The much talked about 'Padman' has released and social media was full of celebs posing with sanitary pads, thanks to the padman challenge, wonder how many actually were supporting the cause!
Anyways, this subject is a bold one, atleast for the Indian society, which treats it like a taboo. Indians hardly talk about menstruation openly but over the years, we have seen a change in society. A lot needs to be done but we need to ask ourselves first..do we truly know much about a menstrual cycle ? How many men know the facts about it? Are women of your area getting enough knowledge and facilities during their periods? Has the government helped us enough?
These are a few questions that come to our mind when we think of making it a movement. Leaving aside the entire country, let's just, for now, talk about Punjab. Punjab is a relatively developed state of India but not many of us are aware of these facts about our menstruation in our very own state!
1) Akali-BJP government did take some steps in this direction under a project called ‘Swastha Kanya Yojana’, which was supposed to cover every girl from Class 6 to 12, but the proposed budgetary allocation of Rs 24 crore for sanitary napkins was never passed.
2) Project ‘Amodini (happy girl child) Menstrual Health and Hygiene Programme’ on May 28, 2016 had a survey of 15 schools in Ludhiana in which they found that only 20% of the girls know about menstrual cycle, which was a shocking revelation.
3) To replace sanity pads with the age old use of a folded cloth as pad, project Amodini took and initiative to install pad-dispensing machines and incinerators in 14 government schools.
4) In a project, low-cost sanitary manufacturing units were set up at Faridkot, Ajnala and Amritsar. They also made adult diapers for the elderly with medical problems.
5) Under the same it was decided that girls would be provided three napkins a month without any cost. This was basically to increase the level of hygiene and reduce absenteeism from schools.
6) Girls were above 18 years of age were given training for making these napkins; and 20 girls made around 3000 napkins.
7) In Ludhiana, the district administration had installed sanitary napkin-vending machines in 28 schools two years ago with an aim to provide basic sanitation facilities to girl students.
8) Six government schools in the district are unable to avail the benefits of these machines as these have been lying defunct for several months.
9) Adolescent Reproductive and Sexual Health (ARSH) programme, which was launched 10 years ago, under National Rural Health Mission, the only central government scheme on menstrual health, has failed to take off in Punjab.
10) SEWA group of Renana Jhabvala and MP Ambika Soni have been approached by the DC Mohali, to get some funding for a menstrual hygiene project under which they will provide affordable and biodegradable pads.

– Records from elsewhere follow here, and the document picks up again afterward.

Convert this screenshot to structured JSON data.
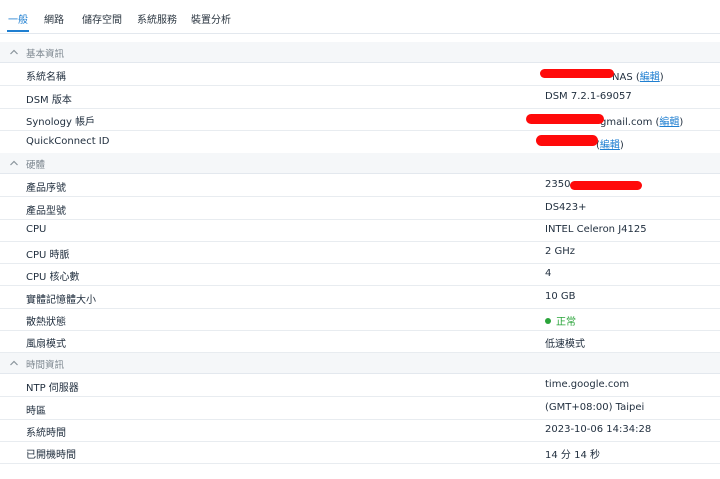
{
  "tabs": [
    "一般",
    "網路",
    "儲存空間",
    "系統服務",
    "裝置分析"
  ],
  "sections": {
    "basic": "基本資訊",
    "hardware": "硬體",
    "time": "時間資訊"
  },
  "basic": {
    "system_name_label": "系統名稱",
    "system_name_value": "NAS",
    "dsm_label": "DSM 版本",
    "dsm_value": "DSM 7.2.1-69057",
    "synology_label": "Synology 帳戶",
    "synology_value": "gmail.com",
    "quickconnect_label": "QuickConnect ID",
    "edit_label": "編輯"
  },
  "hardware": {
    "serial_label": "產品序號",
    "serial_value": "2350",
    "model_label": "產品型號",
    "model_value": "DS423+",
    "cpu_label": "CPU",
    "cpu_value": "INTEL Celeron J4125",
    "cpu_freq_label": "CPU 時脈",
    "cpu_freq_value": "2 GHz",
    "cpu_cores_label": "CPU 核心數",
    "cpu_cores_value": "4",
    "memory_label": "實體記憶體大小",
    "memory_value": "10 GB",
    "thermal_label": "散熱狀態",
    "thermal_value": "正常",
    "fan_label": "風扇模式",
    "fan_value": "低速模式"
  },
  "time": {
    "ntp_label": "NTP 伺服器",
    "ntp_value": "time.google.com",
    "timezone_label": "時區",
    "timezone_value": "(GMT+08:00) Taipei",
    "system_time_label": "系統時間",
    "system_time_value": "2023-10-06 14:34:28",
    "uptime_label": "已開機時間",
    "uptime_value": "14 分 14 秒"
  },
  "colors": {
    "accent": "#1f7fd1",
    "status_ok": "#2aa43a",
    "redaction": "#ff0a0a"
  },
  "icons": {
    "section_toggle": "chevron-up-icon",
    "status": "status-dot-icon"
  }
}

We hope that schools teach menstrual health knowledge to every student. Private companies and government under their social responsibility should help in providing low cost sanitary napkins so that women and girls have a healthy period cycle.